Treated ourselves to a footbath at the hut :)
After the crazy rain day we had two days to go before we got to our big river crossing section so we hoped the river would be low enough to get across it in the 8 different places we needed to cross.
It was a sunny day and it all looked fine but the river was still very fast and it sounded seriously angry. The track weaved up and down cliffy sides of a hill along the river and it was very unpleasant walking. It got even worse once we got to our first crossing. The river looked too fast and deep but we couldn’t turn back without trying. I wasn’t very happy with the decision but the boys promised we would be careful and walk across holding hands. We got across ok but it made my heart rate raise considerably. The currants were seriously fast and I was worried about the other 7 crossings. Safe to say we made it to our hut, but it was by far my least favourite part of the walk so far.
On our last day in the mountains it happened to be my 27th birthday. I tend to pretend like I don’t care about my birthday but, who am I kidding, it is always nice with a bit of novelty once a year. We had a 9h day ahead and it sounded like Arthur hadn’t even thought about it at all, we even got in to some silly arguments about something silly and I spend the day feeling sorry for myself. It was sunny and my state of mind pushed me to go very fast, despite the annoying hilly terrain.

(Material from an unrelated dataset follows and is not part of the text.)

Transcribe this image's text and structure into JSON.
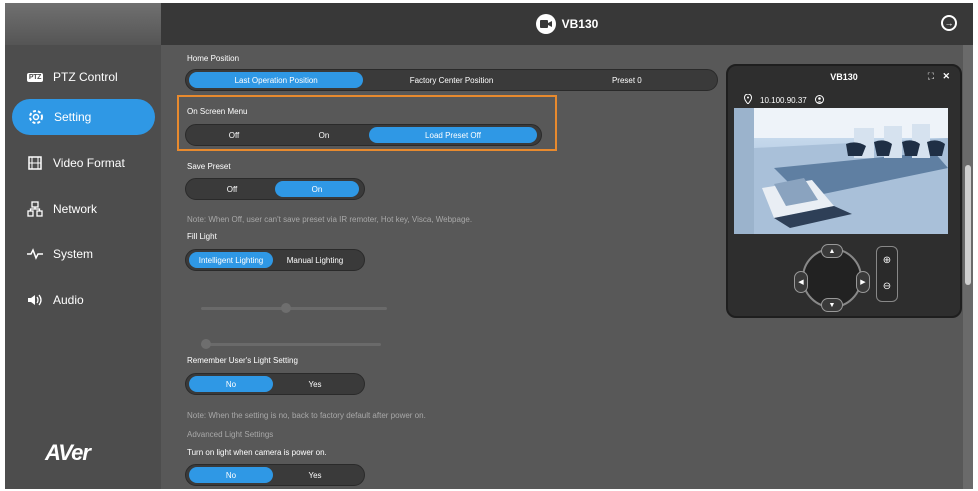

Half way through the day we got to a nice river and decided to have a break. The boys had a swim and I had my birthday cigarette (I found a half packet of cigarettes in the beginning of North Island and had stuffed them in my bag and forgotten all about it until now). It was amazing. I was basking in the sun listening to the river humming, surrounded by bumble bees (they are my new best friends) taking slow long drags of my cigarette feeling utterly fantastic.
Little did I know my amazing man had a whole party planned out for me. I had stepped outside the hut for a little bit to wash my legs and when I returned there were party hats and banners, kinder Surprise and a cookie time cookie with a candle (a wickedly cool pink cactus candle) waiting for me with song. I was amazed I had really believed we would have a simple evening with nothing special. He had brought some small cute gifts and even a bottle of whisky. I was so overwhelmed and happy it was the best birthday in the mountains one could wish for. I am so thankful to my incredible awesome Arthur for being so good to me and also to Ben who helped and managed to keep it a secret for all the days. I must add that the hut was in an incredible beautiful spot too with golden grass and big mountains in the background.
The next day we had a small sleep in before walking the 8km to St Arnaud. We had a well-deserved pie and a bowl of chips and a rest day. Ben has left us for a little bit as he had to go to Blenheim to pick up some things but he will be re-joining us as soon as he can.
The Richmond Ranges were amazing and knowing that it is only the beginning of South Island is very thrilling. It was also very nice to have Ben back with us.